(New throughout, adds details and comments)
By Hilary Russ
TRENTON, N.J. June 25 (Reuters) - A New Jersey judge on Wednesday refused to force Governor Chris Christie to restore almost a billion dollars in funds that he cut from the state’s 2014 pension contribution.
The state’s fiscal crisis trumped public workers’ contractual rights, granted under the state’s 2011 pension reform law, to the full contribution, according to Judge Mary Jacobson’s ruling.
Public sector unions sued the Christie administration after he slashed $904 million from this year’s pension contribution and directed the legislature to cut $1.57 billion from next year’s budget, too.
Because the legislature is still crafting the budget for next fiscal year, which begins in just five days on July 1, the judge declined to rule on any of the legal challenges regarding the fiscal 2015 contributions.
Christopher Burgos, president of the State Troopers Fraternal Organization of New Jersey, said troopers and other plaintiffs would likely appeal. Though the judge did not grant the unions’ request for a preliminary injunction, the lawsuits themselves remain alive.
The case tests a component of New Jersey’s pension reforms that gives public pension participants the contractual right to sue if the state doesn’t meet its funding obligation.
“A contractual right exists and deserves constitutional protection,” Steven P. Weissman, an attorney for some of the unions, told the judge.
For years, some U.S. states, in particular New Jersey, failed to put enough money into their retirement systems. Nationwide, there is an estimated $1 trillion gap in public pension funds.
New Jersey’s Democratic legislative leaders worked with Christie, a possible 2016 Republican presidential candidate, to craft the 2011 pension reform. It mandated annual increases in the state’s pension contribution to make up for years of skimping, with a target for reaching the full actuarially required contribution of $4.8 billion in fiscal 2018.
The state had been on track to meet the new requirements even as revenue projections proved to be overly optimistic for three years. But the challenge became more acute this year after April personal income tax collections fell far short of the mark. Christie’s administration had to lower expected revenues by $2.75 billion through fiscal 2015.
“My sense is that there’s a real fiscal emergency, and they invoked emergency powers,” Jacobson said from the bench.
While she did not grant the unions’ request for immediate relief, Jacobson did say they had a valid cause of action.
“It’s not just the money. It’s the lives of these hundreds of thousands of public employees who are depending on the funds for pension allowances when they retire,” she said.
“There seems to be an immediate impact on the fiscal health of the fund if the payments are not made.”

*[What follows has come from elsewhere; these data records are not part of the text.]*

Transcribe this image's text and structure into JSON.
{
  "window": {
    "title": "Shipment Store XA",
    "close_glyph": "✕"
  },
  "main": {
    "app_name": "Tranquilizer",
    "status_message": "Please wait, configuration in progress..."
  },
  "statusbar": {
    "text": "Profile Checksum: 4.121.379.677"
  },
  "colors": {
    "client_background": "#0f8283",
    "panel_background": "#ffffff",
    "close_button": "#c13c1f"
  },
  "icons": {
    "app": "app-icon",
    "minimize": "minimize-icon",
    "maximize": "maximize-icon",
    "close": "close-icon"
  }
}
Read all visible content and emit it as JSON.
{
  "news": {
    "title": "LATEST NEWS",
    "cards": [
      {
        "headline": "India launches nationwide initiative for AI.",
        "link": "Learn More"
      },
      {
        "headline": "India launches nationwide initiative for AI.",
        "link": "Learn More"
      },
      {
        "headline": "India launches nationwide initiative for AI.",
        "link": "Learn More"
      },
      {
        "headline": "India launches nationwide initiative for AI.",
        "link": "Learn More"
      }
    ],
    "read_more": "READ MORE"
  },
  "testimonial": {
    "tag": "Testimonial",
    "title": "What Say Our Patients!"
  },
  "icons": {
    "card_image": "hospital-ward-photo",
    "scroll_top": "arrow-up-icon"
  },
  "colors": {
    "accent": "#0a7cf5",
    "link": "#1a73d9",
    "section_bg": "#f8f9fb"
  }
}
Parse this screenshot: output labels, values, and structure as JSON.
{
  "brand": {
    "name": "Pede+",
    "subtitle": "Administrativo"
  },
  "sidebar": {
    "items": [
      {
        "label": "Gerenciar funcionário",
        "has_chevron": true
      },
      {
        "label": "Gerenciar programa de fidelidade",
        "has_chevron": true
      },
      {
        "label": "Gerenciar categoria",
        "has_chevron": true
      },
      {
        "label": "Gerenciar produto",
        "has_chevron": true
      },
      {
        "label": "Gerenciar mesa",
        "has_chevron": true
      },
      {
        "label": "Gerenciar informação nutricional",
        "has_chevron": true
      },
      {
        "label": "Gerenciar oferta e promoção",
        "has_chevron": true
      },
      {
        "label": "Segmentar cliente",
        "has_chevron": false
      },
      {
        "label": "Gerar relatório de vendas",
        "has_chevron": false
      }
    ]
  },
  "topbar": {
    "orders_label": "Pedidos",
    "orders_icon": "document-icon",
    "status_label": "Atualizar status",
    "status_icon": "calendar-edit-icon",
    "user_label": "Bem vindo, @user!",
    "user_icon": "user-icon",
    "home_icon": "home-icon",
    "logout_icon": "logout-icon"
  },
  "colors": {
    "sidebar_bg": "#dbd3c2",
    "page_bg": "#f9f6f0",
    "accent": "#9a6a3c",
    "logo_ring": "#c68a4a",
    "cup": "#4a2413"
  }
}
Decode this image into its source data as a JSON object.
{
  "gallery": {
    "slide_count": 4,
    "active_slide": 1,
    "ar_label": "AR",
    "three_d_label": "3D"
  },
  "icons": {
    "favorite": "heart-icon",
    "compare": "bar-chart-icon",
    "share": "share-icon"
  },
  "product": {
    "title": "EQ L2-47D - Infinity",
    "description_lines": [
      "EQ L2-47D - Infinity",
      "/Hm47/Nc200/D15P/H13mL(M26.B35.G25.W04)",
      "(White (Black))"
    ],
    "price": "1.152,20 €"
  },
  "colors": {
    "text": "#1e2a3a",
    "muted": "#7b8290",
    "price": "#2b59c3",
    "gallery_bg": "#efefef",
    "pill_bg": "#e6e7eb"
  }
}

Democrats want tax hikes on the wealthy to pay for pension contributions next year, a measure Christie has said he would not support.
“I am pleased the court recognized the necessity and urgency of this decision so that we can provide key funding for our schools, our colleges, our hospitals and other essential services,” Christie said in a statement. (Reporting by Hilary Russ; Editing by David Gregorio)